EXERCISE DATA:

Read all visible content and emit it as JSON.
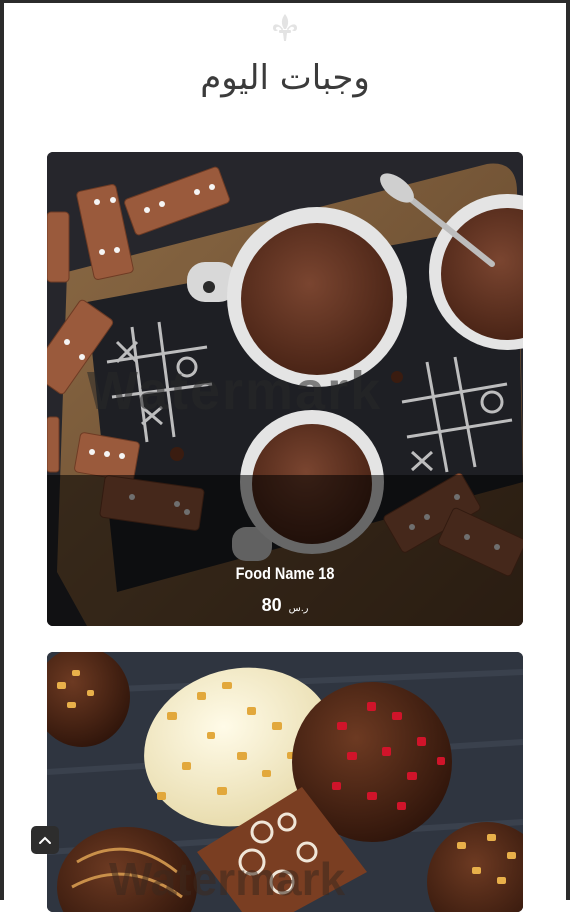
{
  "header": {
    "logo_icon": "fleur-de-lis-icon",
    "title": "وجبات اليوم"
  },
  "cards": [
    {
      "name": "Food Name 18",
      "price": "80",
      "currency": "ر.س",
      "image": "chocolate-cups-dominoes-photo",
      "watermark": "Watermark"
    },
    {
      "image": "chocolate-truffles-photo",
      "watermark": "Watermark"
    }
  ],
  "controls": {
    "scroll_top_icon": "chevron-up-icon"
  }
}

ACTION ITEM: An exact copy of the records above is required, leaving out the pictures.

WRITTEN REPLY:
Read all visible content and emit it as JSON.
{
  "header": {
    "logo_icon": "fleur-de-lis-icon",
    "title": "وجبات اليوم"
  },
  "cards": [
    {
      "name": "Food Name 18",
      "price": "80",
      "currency": "ر.س",
      "image": "chocolate-cups-dominoes-photo",
      "watermark": "Watermark"
    },
    {
      "image": "chocolate-truffles-photo",
      "watermark": "Watermark"
    }
  ],
  "controls": {
    "scroll_top_icon": "chevron-up-icon"
  }
}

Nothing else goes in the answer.